The ways you capitalize on this, on your own site you want to make sure that you have rel=author and publisher set up, because that’s the most obvious IdeaGraph implementation we have right now, is rel=author and publisher.
Make sure you’re using schemas from Schema.org whenever you can. For example, make sure you use the article mark-up on your site because Google’s enhanced articles, results that are showing up at the bottom of search results right now, those are powered, in part, by pages that have the article mark-up, or at least there’s a very high correlation between them. We don’t know if it’s causal, but it seems to be.
Get yourself set up with Google Analytics Demographics, as Google rolls it out. You’ll be able to get demographic data and categorical data in Google Analytics based on visitors to your site. Then again, if you have a demographic profile, you can look at the things that that demographic profile is interested in and find those random affinities.
So just to summarize all of this, links and words have worked for a long time, but we’re starting to see the limitations of it, particularly with mobile devices and other kinds of search. Google has been trying to find a way to fix this, as has Bing, and they’re both working very hard at this. They’re trying to build on this thing that has always existed that I call the IdeaGraph, and they’re building on it using random affinities. Selling to random affinities is much, much easier. You can find them using lots of tools out on the web like collaborative filtering, Facebook, and Followerwonk. You can take advantage and position your site for it by just making sure that you have these basic mark-up elements in place, and you’re already collecting data.

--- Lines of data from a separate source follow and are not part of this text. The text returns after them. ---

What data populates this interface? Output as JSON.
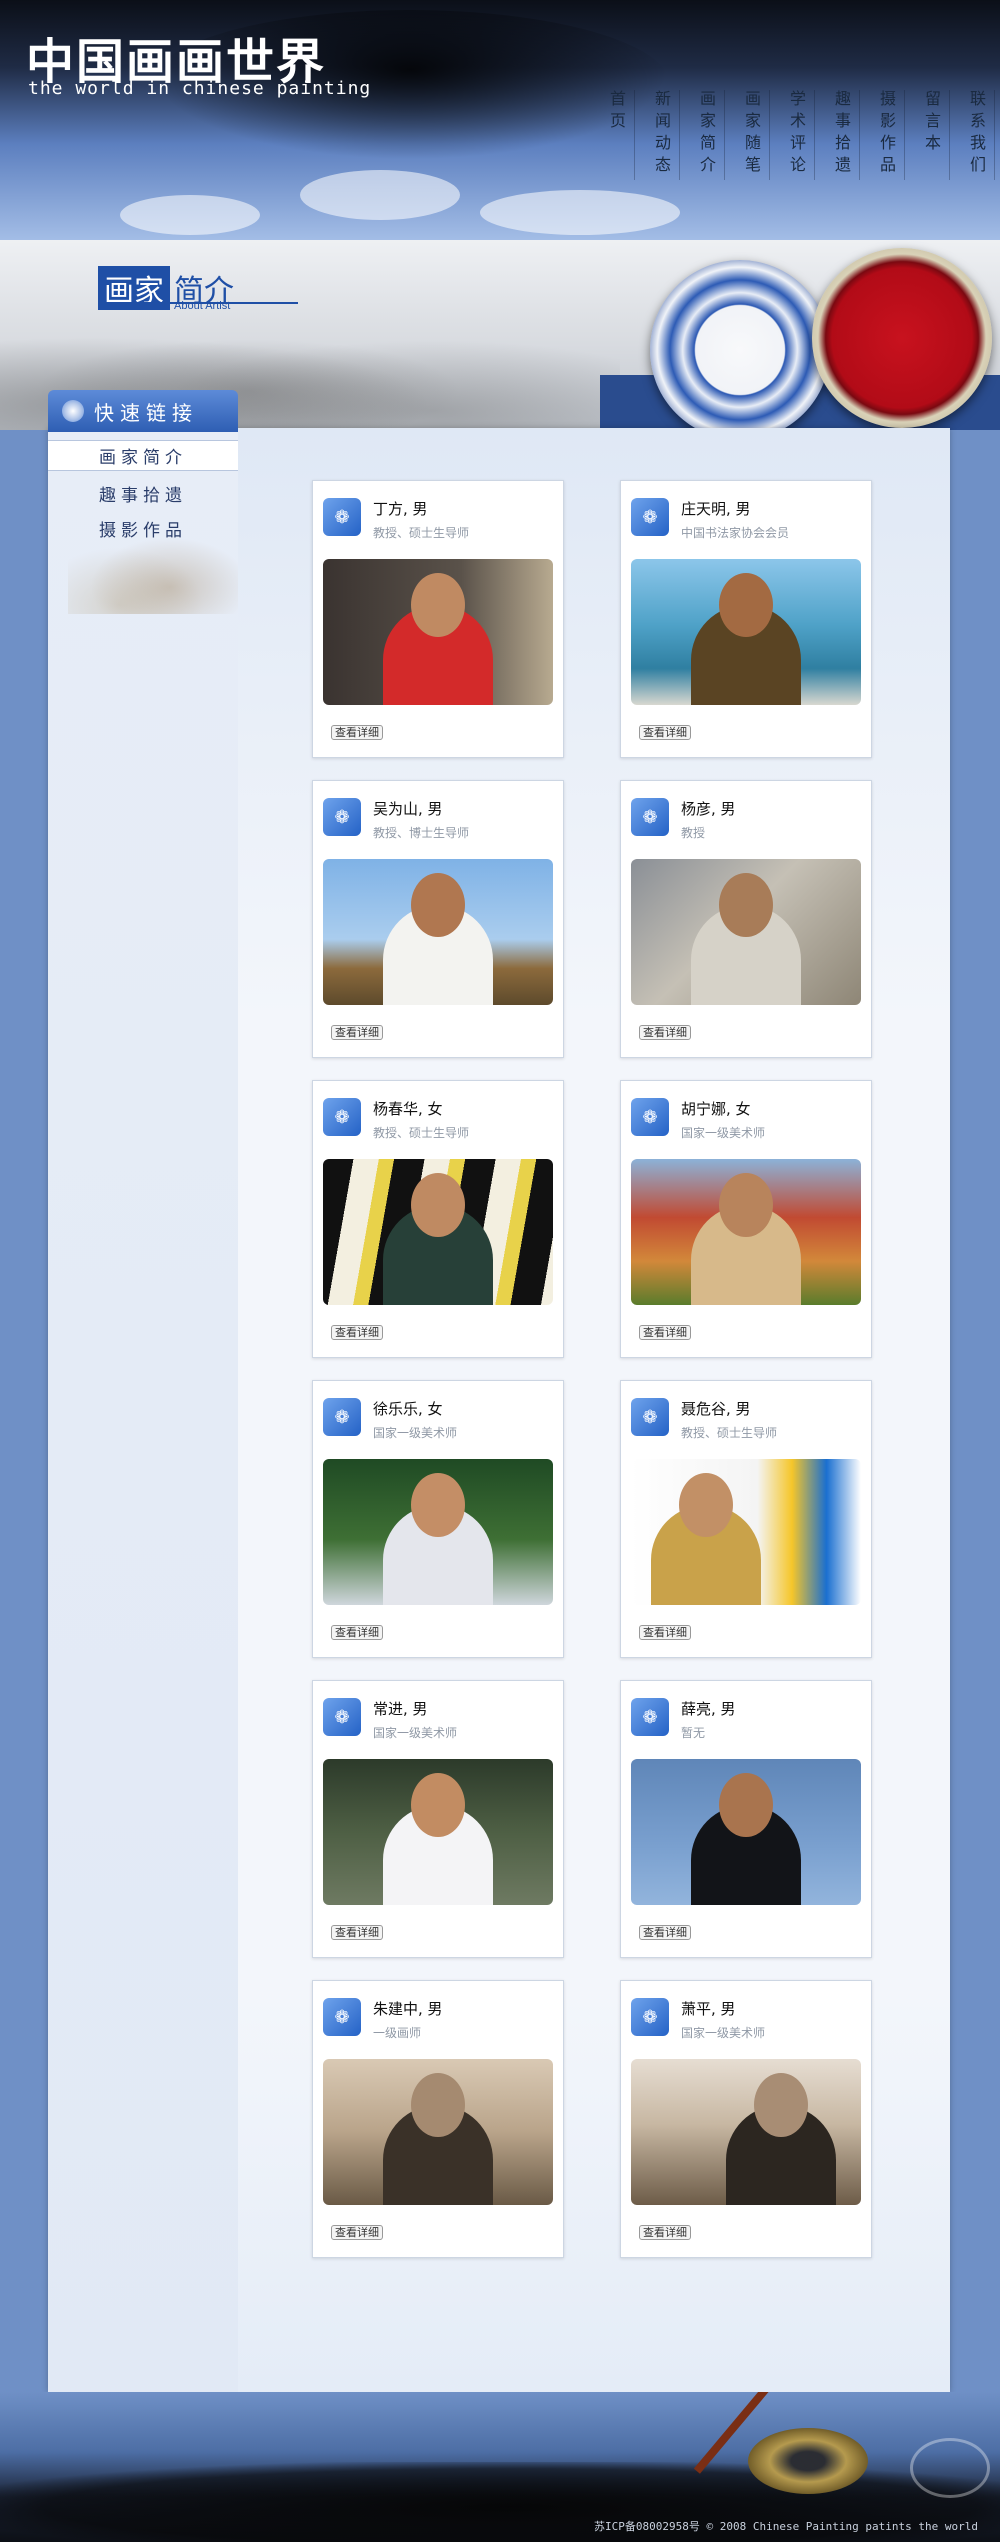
{
  "header": {
    "logo_cn": "中国画画世界",
    "logo_en": "the world in chinese painting",
    "nav": [
      "首页",
      "新闻动态",
      "画家简介",
      "画家随笔",
      "学术评论",
      "趣事拾遗",
      "摄影作品",
      "留言本",
      "联系我们"
    ]
  },
  "banner": {
    "title_a": "画家",
    "title_b": "简介",
    "subtitle": "About Artist"
  },
  "sidebar": {
    "title": "快速链接",
    "links": [
      "画家简介",
      "趣事拾遗",
      "摄影作品"
    ]
  },
  "cards": [
    {
      "name": "丁方, 男",
      "title": "教授、硕士生导师",
      "button": "查看详细"
    },
    {
      "name": "庄天明, 男",
      "title": "中国书法家协会会员",
      "button": "查看详细"
    },
    {
      "name": "吴为山, 男",
      "title": "教授、博士生导师",
      "button": "查看详细"
    },
    {
      "name": "杨彦, 男",
      "title": "教授",
      "button": "查看详细"
    },
    {
      "name": "杨春华, 女",
      "title": "教授、硕士生导师",
      "button": "查看详细"
    },
    {
      "name": "胡宁娜, 女",
      "title": "国家一级美术师",
      "button": "查看详细"
    },
    {
      "name": "徐乐乐, 女",
      "title": "国家一级美术师",
      "button": "查看详细"
    },
    {
      "name": "聂危谷, 男",
      "title": "教授、硕士生导师",
      "button": "查看详细"
    },
    {
      "name": "常进, 男",
      "title": "国家一级美术师",
      "button": "查看详细"
    },
    {
      "name": "薛亮, 男",
      "title": "暂无",
      "button": "查看详细"
    },
    {
      "name": "朱建中, 男",
      "title": "一级画师",
      "button": "查看详细"
    },
    {
      "name": "萧平, 男",
      "title": "国家一级美术师",
      "button": "查看详细"
    }
  ],
  "footer": {
    "text": "苏ICP备08002958号  © 2008  Chinese Painting patints the world"
  }
}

I hope that was helpful to all Moz fans out there, and I look forward to talking to you online. Thanks.